As I have probably mentioned before, boat building is a rather time consuming task. I try to keep up with this blog, but by the time I've posted on the Junk Rig Association, website, I've usually run out of time to write on this blog. I am hoping to do better this year, but as I probably won't, if you want to see the latest photos, I suggest you go here and look at my photo albums.
By the way, my apologies for the big gaps in the layout. I saw them in the Preview and tried to correct them, but without success. This is what comes of using free blog sites!
Looking towards the saloon while sitting on the stern.
A view down the centreline
Where the bow met the bottom of the boat was very messy, as a result of the difficulties of bending the plywood, etc. I flooded where everything met with epoxy, thickened with high-density filler put fillets along the stringers and sanded it all.
To make it easier to keep the boat clean, I'm filleting all the top surfaces of stringers. I'm also fairing the scarphs and filleting the plywood floors. Where the chine log meets the hull, there is a triangle especially designed to trap dirt. This area is also being filled with thickened epoxy, which has the additional advantage of increasing the gluing area.
Forward of the bulkhead and under the anchor locker will be sealed off. I filled chips, and screw holes, filletted and put 3 more coats of resin on everything.It was quite a struggle to get right into the bottom of the most forward part of the boat, but I'm satisfied that everything is well coated. Whether or not to put in access hatches was my big debate. Some say that the space will be fine; others that the tiniest crack could let in moisture and then the whole bow will rot away and that okoume/gaboon is not a durable species of wood. I decided not to fit the hatches: I can always do it at a later date.
Once I turned the boat over, I got busy filleting and coating all the places that were hard to get to when it was the right way up.
Standing in the sleeping cabin
After due consideration, I decided to fair the keel, not so much for smooth water flow as to prevent there being any crevices for barnacles and the like to get a 'toe hold'.
The plan was to put Coppercoat over the entire bilge panel up to the chine. The chine makes a natural place to paint to and while the final appearance will be unusual, I don't think this boat follows the norm that closely anyway. Because the chine runs out at the bow, I epoxied some string in place to mark the 'waterline'. (In fact well above it.)
I've bought two splendid bow rollers. Because of the shapes of my Manson Supreme anchor, and the junk bow, they need to be fitted on their own little 'bowsprits'.

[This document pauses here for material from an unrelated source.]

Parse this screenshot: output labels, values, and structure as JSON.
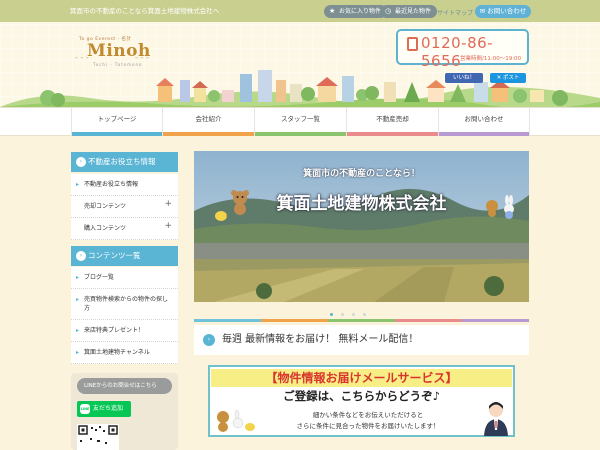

With my saligna came some unidentified (and very attractive) gum. Lighter in weight than the saligna it's perfect for this job.
My unidentified gum was originally 'decking', as they call it here, ie to put on a verandah, porch or balcony. Thicknessed to 15mm and with the tongues and grooves trimmed off it could be laminated into a substantial support for the bow rollers.
Preparing the bow for the foredeck. Two lengths of hardwood will go from the bulkhead to the bow to carry the anchor rollers. Framing has been put along the plywood running fore and aft.
The bulwarks will interfere with a fair lead to deck cleats, so I instead. I have chosen to fit mooring posts, as with traditional junks. The bow roller timbers are behind the pilularis I sawed up for these posts.
Getting to be a real pro boatbuilder: using an angle grinder to shape the end of the Samson post. Well, as they are quite dainty, maybe Delilah post would be a better name!
The first Delilah post being shaped and the blank for the second one behind it.
I'd been procrastinating on applying the Coppercoat as I'd been told it was heavy work, but once I'd got the job done, it meant that I could prop up the hull and remove the framework aft, that is supporting it. (A job I still haven't done!). All 5 coats have to be applied in one day. This was obviously an impossibility on my own, so I divided the job into bow, bottom and keel; starboard bilge panel; port bilge panel. Then I divided the allotted quantities of resin, hardener and copper into containers, ready to mix.
The keel and bottom panel, which includes the bow, worked out at around 4 sq m - and as this should take one litre to cover, I divided the Coppercoat into five equal portions as in the previous photo. The first coat was very patchy and I suspect I was putting it on a bit too thinly.
The 'bowsprits', it has to be said, do look a little strange from underneath. I hope they'll look better with the bow rollers fitted.